Overview: The economy depends on agriculture, tourism, light industry, and services. It is also dependent upon France for large subsidies and income and social transfers. Tourism is a key industry, with most tourists from the US. In addition, an increasingly large number of cruise ships visit the islands. The traditionally important sugarcane crop is slowly being replaced by other crops, such as bananas (which now supply about 50% of export earnings), eggplant, and flowers. Other vegetables and root crops are cultivated for local consumption, although Guadeloupe is still dependent on imported food, which comes mainly from France. Light industry consists mostly of sugar and rum production. Most manufactured goods and fuel are imported. Unemployment is especially high among the young.

GDP: $1.1 billion, per capita $3,300; real growth rate NA% (1987)

Inflation rate (consumer prices): 3.0% (1987)

Unemployment rate: 25% (1983)

Budget: revenues $251 million; expenditures $251 million, including capital expenditures of NA (1985)

Exports: $109 million (f.o.b., 1986); commodities—bananas, sugar, rum; partners—France 72%, Martinique 16% (1984)

Imports: $792 million (c.i.f., 1986); commodities—vehicles, foodstuffs, clothing and other consumer goods, construction materials, petroleum products; partners—France 59% (1984)

External debt: $NA

Industrial production: growth rate NA%

Electricity: 103,000 kW capacity; 315 million kWh produced, 920 kWh per capita (1989)

Industries: construction, cement, rum, sugar, tourism

Agriculture: cash crops—bananas and sugarcane; other products include tropical fruits and vegetables; livestock—cattle, pigs, and goats; not self-sufficient in food

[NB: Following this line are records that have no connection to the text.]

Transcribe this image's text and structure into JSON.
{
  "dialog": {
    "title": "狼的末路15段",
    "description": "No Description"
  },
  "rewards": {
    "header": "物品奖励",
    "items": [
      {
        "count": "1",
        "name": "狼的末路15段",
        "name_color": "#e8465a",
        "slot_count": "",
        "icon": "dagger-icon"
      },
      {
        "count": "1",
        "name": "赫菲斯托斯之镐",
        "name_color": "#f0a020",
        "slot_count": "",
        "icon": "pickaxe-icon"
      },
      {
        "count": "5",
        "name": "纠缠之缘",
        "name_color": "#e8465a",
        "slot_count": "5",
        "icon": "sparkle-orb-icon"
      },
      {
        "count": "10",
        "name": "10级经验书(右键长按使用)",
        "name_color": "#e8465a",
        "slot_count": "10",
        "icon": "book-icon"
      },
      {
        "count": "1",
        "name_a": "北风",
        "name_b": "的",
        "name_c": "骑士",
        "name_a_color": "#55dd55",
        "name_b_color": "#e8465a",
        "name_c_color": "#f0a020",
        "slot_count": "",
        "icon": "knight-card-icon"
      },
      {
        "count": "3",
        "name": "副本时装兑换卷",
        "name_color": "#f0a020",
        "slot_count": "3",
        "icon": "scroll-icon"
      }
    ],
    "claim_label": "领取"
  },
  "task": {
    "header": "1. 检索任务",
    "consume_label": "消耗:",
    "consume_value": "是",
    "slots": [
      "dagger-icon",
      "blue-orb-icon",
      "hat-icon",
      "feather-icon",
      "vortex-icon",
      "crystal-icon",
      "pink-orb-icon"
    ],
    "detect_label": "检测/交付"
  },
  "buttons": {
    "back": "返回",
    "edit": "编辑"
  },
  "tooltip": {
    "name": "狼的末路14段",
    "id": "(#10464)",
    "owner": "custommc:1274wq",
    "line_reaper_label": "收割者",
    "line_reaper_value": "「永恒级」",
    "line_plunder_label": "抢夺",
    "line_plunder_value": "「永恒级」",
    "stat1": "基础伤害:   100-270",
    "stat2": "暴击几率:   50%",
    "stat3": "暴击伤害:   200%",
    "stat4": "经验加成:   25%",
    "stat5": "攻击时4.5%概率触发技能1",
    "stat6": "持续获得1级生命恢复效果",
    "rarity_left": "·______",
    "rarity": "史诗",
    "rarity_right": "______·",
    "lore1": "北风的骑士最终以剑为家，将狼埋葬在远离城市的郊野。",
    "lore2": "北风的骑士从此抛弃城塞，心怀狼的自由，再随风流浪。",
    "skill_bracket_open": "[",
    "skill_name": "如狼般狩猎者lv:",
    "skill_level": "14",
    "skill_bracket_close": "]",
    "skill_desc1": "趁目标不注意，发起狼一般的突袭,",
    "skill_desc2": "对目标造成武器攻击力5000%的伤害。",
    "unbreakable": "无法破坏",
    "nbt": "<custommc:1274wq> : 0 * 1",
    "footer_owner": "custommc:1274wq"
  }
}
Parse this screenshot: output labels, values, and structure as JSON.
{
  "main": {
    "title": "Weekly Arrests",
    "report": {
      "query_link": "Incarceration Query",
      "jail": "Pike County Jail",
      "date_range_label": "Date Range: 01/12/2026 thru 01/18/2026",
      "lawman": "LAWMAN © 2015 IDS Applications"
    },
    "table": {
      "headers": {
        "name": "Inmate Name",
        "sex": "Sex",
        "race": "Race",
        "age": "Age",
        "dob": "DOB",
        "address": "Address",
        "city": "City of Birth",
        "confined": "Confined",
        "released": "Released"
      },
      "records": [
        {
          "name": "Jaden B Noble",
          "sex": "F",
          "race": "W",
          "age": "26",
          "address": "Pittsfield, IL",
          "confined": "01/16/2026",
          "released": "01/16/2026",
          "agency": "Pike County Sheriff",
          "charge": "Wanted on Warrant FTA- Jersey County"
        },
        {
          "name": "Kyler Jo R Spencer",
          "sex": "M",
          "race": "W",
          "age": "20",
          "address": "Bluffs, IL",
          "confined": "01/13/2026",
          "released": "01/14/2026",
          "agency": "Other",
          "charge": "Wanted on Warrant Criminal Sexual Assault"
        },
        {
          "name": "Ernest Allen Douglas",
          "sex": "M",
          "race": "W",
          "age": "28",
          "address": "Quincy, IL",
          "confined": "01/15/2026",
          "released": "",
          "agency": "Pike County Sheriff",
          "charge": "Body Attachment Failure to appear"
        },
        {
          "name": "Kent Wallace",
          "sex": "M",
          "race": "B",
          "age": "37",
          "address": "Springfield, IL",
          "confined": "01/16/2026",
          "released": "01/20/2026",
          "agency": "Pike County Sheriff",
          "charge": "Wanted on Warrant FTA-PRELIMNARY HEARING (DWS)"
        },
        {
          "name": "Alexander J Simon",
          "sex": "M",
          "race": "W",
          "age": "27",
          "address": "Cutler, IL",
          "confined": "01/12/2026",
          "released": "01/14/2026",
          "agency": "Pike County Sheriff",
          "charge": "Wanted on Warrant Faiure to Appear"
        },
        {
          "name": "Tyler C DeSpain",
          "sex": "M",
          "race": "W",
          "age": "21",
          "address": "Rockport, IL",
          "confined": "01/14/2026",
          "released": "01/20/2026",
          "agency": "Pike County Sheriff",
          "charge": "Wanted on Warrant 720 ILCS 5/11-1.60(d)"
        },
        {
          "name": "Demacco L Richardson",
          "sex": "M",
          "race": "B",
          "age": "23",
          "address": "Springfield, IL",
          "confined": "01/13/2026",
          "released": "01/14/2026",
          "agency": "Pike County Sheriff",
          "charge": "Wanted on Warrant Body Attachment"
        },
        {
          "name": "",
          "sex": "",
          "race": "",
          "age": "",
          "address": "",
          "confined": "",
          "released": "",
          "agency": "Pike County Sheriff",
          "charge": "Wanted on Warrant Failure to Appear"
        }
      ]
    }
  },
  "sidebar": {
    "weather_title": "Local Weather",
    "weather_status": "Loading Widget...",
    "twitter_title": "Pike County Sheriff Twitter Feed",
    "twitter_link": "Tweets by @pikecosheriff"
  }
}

Aid: US commitments, including Ex-Im (FY70-87), $4 million; Western (non-US) countries, ODA and OOF bilateral commitments (1970-87), $7.7 billion

Currency: French franc (plural—francs); 1 French franc (F) = 100 centimes

Exchange rates: French francs (F) per US$1—5.7598 (January 1990), 6.3801 (1989), 5.9569 (1988), 6.0107 (1987), 6.9261 (1986), 8.9852 (1985)

Fiscal year: calendar year


Communications


Railroads: privately owned, narrow-gauge plantation lines

Highways: 1,940 km total; 1,600 km paved, 340 km gravel and earth

Ports: Pointe-a-Pitre, Basse-Terre

Civil air: 2 major transport aircraft

Airports: 9 total, 9 usable, 8 with permanent-surface runways; none with runways over 3,659 m; 1 with runways 2,440-3,659 m; 1 with runways 1,220-2,439 m

Telecommunications: domestic facilities inadequate; 57,300 telephones; interisland radio relay to Antigua and Barbuda, Dominica, and Martinique; stations—2 AM, 8 FM (30 private stations licensed to broadcast FM), 9 TV; 1 Atlantic Ocean INTELSAT ground station


Defense Forces


Note: defense is responsibility of France